Garlic (Latin Állium satívum) is a perennial herb; a species of the genus Onion of the Amaryllidaceae family of the Onion subfamily (Allioideae), previously placed in the independent now abolished Onion family (Alliaceae).
A popular vegetable culture among many peoples around the world, which is explained by the sharp taste and characteristic odor associated with the presence of organic sulfides (thioesters) in the plant. Onion slices (“cloves”) are used as seed, used as food (in raw or cooked form, as seasoning). Leaves, arrows and peduncles are also edible and are used mainly in young plants.
Garlic is widely used in medicine due to its antiseptic effect.
Homeland is Central Asia. The cultivation of garlic occurred in the mountainous regions of Tajikistan, Turkmenistan, Uzbekistan, in the north
Iran, in Afghanistan and Pakistan.
A herbaceous plant 20-100 cm high.
The root system is fibrous.
The bulb is complex, forms in the sinuses of its scales from 2 to 50 bulbs, “children” (commonly referred to as “teeth” or “cloves”), each of which is covered with hard leathery scales. The bulb is rounded, slightly flattened, oval-ribbed towards the middle. Bulbs can be white, yellowish, dark violet, pink-violet. With the help of onions, garlic propagates vegetatively, which is used in culture. External bulbs oblong, thickened in the middle; the outer surface is convex, the inner is concave.
Leaves are not hollow, narrow, lanceolate-elongated, grooved, with a keel on the underside, centimeter wide, pointed to the end, whole-edge, erect, or drooping, reaching a length of 30-100 cm. Each subsequent leaf grows from the inside of the previous one, thereby forming a false stalk, more durable than onions.
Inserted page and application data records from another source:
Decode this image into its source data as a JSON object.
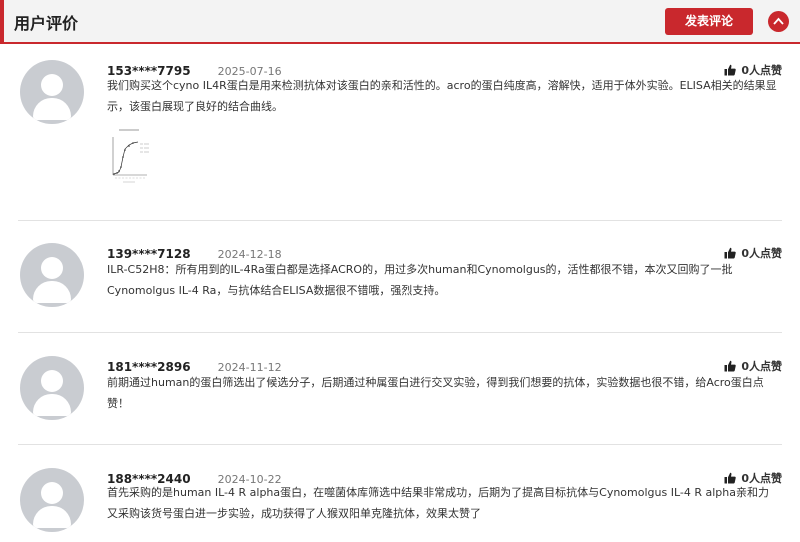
{
  "header": {
    "title": "用户评价",
    "post_button": "发表评论"
  },
  "reviews": [
    {
      "user": "153****7795",
      "date": "2025-07-16",
      "likes": "0人点赞",
      "text": "我们购买这个cyno IL4R蛋白是用来检测抗体对该蛋白的亲和活性的。acro的蛋白纯度高，溶解快，适用于体外实验。ELISA相关的结果显示，该蛋白展现了良好的结合曲线。",
      "has_image": true
    },
    {
      "user": "139****7128",
      "date": "2024-12-18",
      "likes": "0人点赞",
      "text": "ILR-C52H8：所有用到的IL-4Ra蛋白都是选择ACRO的，用过多次human和Cynomolgus的，活性都很不错，本次又回购了一批Cynomolgus IL-4 Ra，与抗体结合ELISA数据很不错哦，强烈支持。"
    },
    {
      "user": "181****2896",
      "date": "2024-11-12",
      "likes": "0人点赞",
      "text": "前期通过human的蛋白筛选出了候选分子，后期通过种属蛋白进行交叉实验，得到我们想要的抗体，实验数据也很不错，给Acro蛋白点赞！"
    },
    {
      "user": "188****2440",
      "date": "2024-10-22",
      "likes": "0人点赞",
      "text": "首先采购的是human IL-4 R alpha蛋白，在噬菌体库筛选中结果非常成功，后期为了提高目标抗体与Cynomolgus IL-4 R alpha亲和力又采购该货号蛋白进一步实验，成功获得了人猴双阳单克隆抗体，效果太赞了"
    }
  ],
  "colors": {
    "accent": "#c9282d",
    "avatar": "#c9ccd1",
    "divider": "#e2e2e2"
  },
  "icons": {
    "collapse": "chevron-up-icon",
    "like": "thumbs-up-icon",
    "avatar": "default-user-icon"
  }
}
Flower stalk (flower stalk, arrow) – 60 to 150 cm high, almost half dressed as leaf sheaths, until flowering at the end, twists into a spiral and ends with an inflorescence in the form of an umbrella, which is covered with a membranous membrane before flowering.
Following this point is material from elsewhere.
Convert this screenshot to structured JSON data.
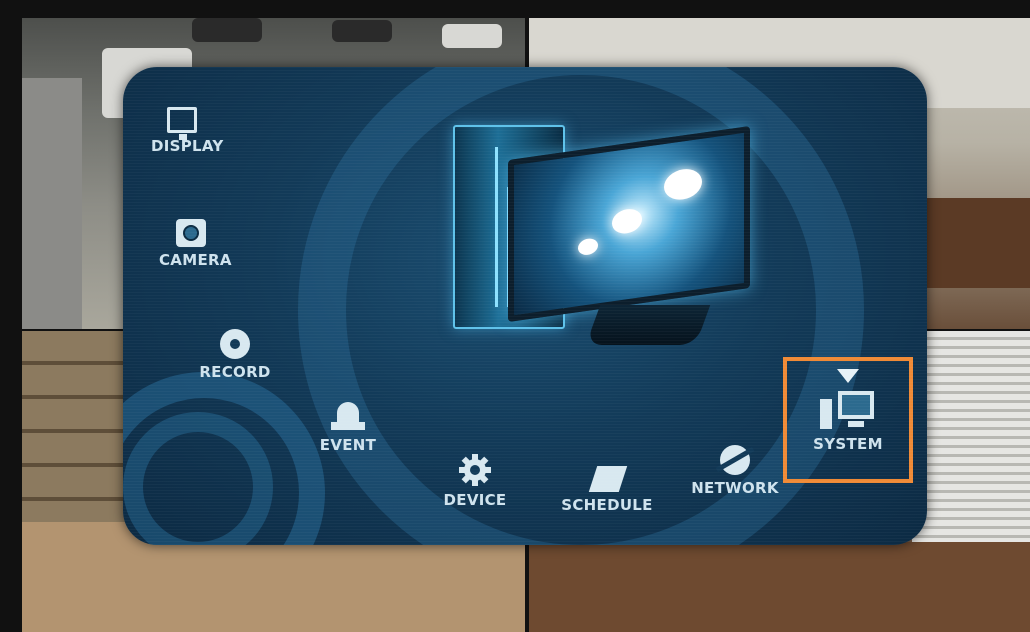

The inflorescence is a simple spherical umbrella, consisting of sterile flowers, airy bulb bulbs propagating and a dense bedspread (wrapper). Flowers on long pedicels, with a simple (that is, without differentiation into a calyx and corolla), corolla perianth, consisting of six petals. Perianth petals are white or pale lilac, with one vein, smooth, have a length of about 3 mm. There are six stamens.
The fruit is a box. Garlic almost does not give seeds.
The number of chromosomes: 2n = 16, 48.
Bulbs contain 35-42% dry matter, including 6.0-7.9% protein, 7.0-28 mg% vitamin C (up to 80 mg% in leaves), 0.5% sugars, 20- 27% of polysaccharides.
The taste and smell of garlic are due to the presence of essential oil (0.23-0.74%), which contains allicin and other organic compounds of the sulfide group (phytoncides).
Allicin is an essential oil of garlic, an organic substance that is the strongest antioxidant, that is, it relieves cells of free radicals. In an experiment with artificial allicin, scientists found that the decay product of the latter reacts with free radicals (the so-called sulfenic acids).
Their reaction occurs very quickly and is limited only by the time of the meeting of two molecules (radical and acid). Previously, no one has ever observed anything like this under artificial or natural conditions, scientists say. Allicin is a complex mixture of volatile nitrogen-free aromatic compounds, consisting mainly of polysulfides with a burning odor. In addition to the sterilizing (antimicrobial) action, allicin has an irritating, sokogonny and expectorant effect.
Garlic juice contains biologically active substances that have antimalarial, fungicidal (antifungal), antiprotozoal, antiviral and anti-inflammatory effects. Garlic also contains volatile, killing or inhibiting the growth of bacteria.
In the myths of ancient Egypt, a mixture of salt with garlic is referred to as an antipyretic.
In medicine, drugs from garlic bulbs are used – tincture of garlic and alcohol extract (allylsate), which enhance the motor and secretory functions of the gastrointestinal tract, which contributes to the development of normal intestinal flora and increase the body’s resistance to colds, infectious diseases and serves as a means of increasing the body’s immunity. The latter is also due to the fact that the components of garlic increase the activity of phagocytes, T-lymphocytes, macrophages and killer cells. Garlic is also prescribed orally to suppress the processes of decay and fermentation in the intestine (with atony of the intestine and colitis). Therefore, as an additive to food, garlic can prevent poisoning by poor-quality foods.
Heals and disinfects wounds. Immunostimulating and anti-cancer effects of garlic preparations are supposed.
Garlic contains a large amount of allicin. Sulfenic acids, which are the decay product of allicin, react with free radicals. This explains the antioxidant properties of garlic, in which there are no flavonoids, as in green tea or grapes.